I had a conversation with an acquirer the other day who has bought a number of companies through BCMS. He said to me that the reason he is particularly keen to buy companies we take to market is because he feels confident that the businesses have been well prepared. And that means there won’t be any nasty, time-wasting surprises when it comes to negotiations.
What is it that BCMS does to help our clients prepare? I had a quick chat with Jackie Kenaghan, who heads up our team of six highly-qualified Business Analysts. The function of Jackie’s team is, quite literally, to make sure all the numbers add up. When a business is well prepared, and all financial reporting is accurate and credible, it can greatly increase the momentum of the deal-making process and pre-empt any questions a potential acquirer may have.
I asked Jackie if she could offer some tips and advice for business owners. Here are a few of her suggestions:
“We always urge our clients to be 100% transparent from day one. Everything comes out of the closet during due-diligence, and we do not want any surprises that may put an acquirer off.”
2) Be sure you want to sell!
“My team work hard to put together future business plans to present to future acquirers. These plans not only forecast future business performance, but also make suggestions that can enable the business to drive efficiencies and push up profit. On occasion, I have had business owners start to implement this while going through the business process and, at this point, have fallen back in love with their business. This causes a halt to the sales process, which is not a problem for us, but it is best if the business owner is sure of their sales motives up front.”
3) Check out your Employee Benefit Trust
“EBTs are currently receiving particular attention from HMRC; just think of the example of Glasgow Rangers football club. There can often be tax issues with these schemes. In our experience, the majority of EBTs, and the underlying rationale for setting them up, have been viewed as ‘questionable’ by HMRC. That means EBTs can be seen as ‘toxic’ by buyers, due to the possibility of tax liabilities arising in the future under new ownership. Therefore, well in advance of putting a company up for sale, it would be prudent to refer these cases back to Tax Advisors/Accountants with a view to removing any perceived ‘toxicity’ from the company.”
4) Sort out your shareholdings
“I recently worked with a company where the business owner had decided to sell one of his companies. It was a group of businesses under a holding company. If the shareholding is in the holding company and the business owner divests one of his businesses, this means that the consideration of the sales proceeds will go to the holding company - and there is no entrepreneurs’ tax relief available for that. Obviously this isn’t difficult to adjust, but again it needs to be done prior to taking the business to market. We would advise our clients to work with their accountants to get this in order.”
5) Be realistic in the plan you put forward
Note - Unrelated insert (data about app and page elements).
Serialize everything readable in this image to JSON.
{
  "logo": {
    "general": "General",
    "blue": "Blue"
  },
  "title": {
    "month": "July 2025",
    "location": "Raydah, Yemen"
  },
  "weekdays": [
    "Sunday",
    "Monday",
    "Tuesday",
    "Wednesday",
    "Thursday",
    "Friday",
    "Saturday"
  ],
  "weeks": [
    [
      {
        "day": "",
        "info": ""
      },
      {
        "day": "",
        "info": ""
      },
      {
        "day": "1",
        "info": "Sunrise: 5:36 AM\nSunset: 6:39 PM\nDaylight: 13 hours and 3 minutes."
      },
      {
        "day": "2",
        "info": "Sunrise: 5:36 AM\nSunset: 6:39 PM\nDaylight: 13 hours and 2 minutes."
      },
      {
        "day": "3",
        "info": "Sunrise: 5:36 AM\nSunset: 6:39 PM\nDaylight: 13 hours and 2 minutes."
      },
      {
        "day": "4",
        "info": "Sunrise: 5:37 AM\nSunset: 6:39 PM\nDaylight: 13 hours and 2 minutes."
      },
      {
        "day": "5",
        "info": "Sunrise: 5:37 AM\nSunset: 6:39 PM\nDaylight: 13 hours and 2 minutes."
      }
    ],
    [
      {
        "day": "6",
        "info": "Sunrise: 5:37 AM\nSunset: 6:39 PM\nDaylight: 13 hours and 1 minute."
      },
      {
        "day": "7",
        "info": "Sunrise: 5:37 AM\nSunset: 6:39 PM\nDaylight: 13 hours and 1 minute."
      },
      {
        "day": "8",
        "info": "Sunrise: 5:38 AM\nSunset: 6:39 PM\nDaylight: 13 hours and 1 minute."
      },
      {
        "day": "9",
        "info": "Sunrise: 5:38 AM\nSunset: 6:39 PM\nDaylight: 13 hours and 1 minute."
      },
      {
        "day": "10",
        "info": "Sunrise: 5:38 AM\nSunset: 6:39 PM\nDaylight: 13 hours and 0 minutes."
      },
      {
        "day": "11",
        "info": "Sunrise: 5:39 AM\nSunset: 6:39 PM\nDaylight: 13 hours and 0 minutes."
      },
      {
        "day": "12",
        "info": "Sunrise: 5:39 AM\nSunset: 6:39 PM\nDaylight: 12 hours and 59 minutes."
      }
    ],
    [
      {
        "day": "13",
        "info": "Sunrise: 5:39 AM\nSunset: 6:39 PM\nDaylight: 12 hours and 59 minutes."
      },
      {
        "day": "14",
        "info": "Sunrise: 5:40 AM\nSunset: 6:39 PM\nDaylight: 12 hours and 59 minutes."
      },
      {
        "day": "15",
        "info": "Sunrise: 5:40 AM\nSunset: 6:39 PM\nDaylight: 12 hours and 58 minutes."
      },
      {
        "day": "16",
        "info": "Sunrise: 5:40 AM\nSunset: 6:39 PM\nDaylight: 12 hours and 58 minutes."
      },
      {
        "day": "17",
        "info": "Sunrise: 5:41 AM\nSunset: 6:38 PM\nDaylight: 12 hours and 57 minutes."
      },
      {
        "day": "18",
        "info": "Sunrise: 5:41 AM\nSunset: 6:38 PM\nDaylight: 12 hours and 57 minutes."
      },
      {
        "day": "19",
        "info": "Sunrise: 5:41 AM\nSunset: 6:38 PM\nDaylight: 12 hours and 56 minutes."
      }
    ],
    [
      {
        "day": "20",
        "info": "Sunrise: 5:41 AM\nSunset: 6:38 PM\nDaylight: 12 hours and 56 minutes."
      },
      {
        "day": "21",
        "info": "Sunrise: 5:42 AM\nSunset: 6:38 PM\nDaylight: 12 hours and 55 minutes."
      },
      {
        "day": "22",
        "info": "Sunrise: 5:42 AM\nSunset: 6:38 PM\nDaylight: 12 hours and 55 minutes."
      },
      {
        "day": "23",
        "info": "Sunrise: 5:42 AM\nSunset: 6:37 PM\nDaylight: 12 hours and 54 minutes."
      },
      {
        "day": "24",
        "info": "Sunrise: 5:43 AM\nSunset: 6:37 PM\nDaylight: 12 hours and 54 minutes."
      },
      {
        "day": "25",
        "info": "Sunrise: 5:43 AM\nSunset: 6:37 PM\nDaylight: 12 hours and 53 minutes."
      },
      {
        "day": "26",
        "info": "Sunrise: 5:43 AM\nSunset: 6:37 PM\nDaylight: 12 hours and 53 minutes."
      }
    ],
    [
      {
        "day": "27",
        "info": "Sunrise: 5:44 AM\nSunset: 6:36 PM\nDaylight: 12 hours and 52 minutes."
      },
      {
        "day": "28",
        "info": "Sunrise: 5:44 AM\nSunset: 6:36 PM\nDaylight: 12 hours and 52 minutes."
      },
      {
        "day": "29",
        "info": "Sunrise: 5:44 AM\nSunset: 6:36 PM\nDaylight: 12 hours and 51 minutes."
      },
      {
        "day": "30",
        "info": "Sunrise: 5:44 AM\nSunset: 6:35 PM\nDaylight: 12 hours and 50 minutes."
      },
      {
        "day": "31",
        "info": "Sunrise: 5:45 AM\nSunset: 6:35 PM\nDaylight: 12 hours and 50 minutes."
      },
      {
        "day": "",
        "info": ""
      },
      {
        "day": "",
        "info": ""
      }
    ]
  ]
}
“There can be a tendency to want to put together a very optimistic business plan – we call it a “hockey stick” forecast showing dynamic growth projections. We always urge caution here and look to advise our clients accordingly as this could encourage a potential acquirer to structure the deal in a way that rewards our customer on the future performance of the business, and not its current performance. This could lead to deferred payments instead of getting most of your money upfront.”
6) Develop a management structure
“Acquirers love businesses with systems and processes, and management teams with clear lines of report. This demonstrates that the business is independent and can function well, based on its processes and not just on one person.”
Every business is different, and so are acquirers’ motives. Remember the three Ps: preparation is key, even if you are not thinking of selling your company now. Taking action today may make your business more attractive when the time is right.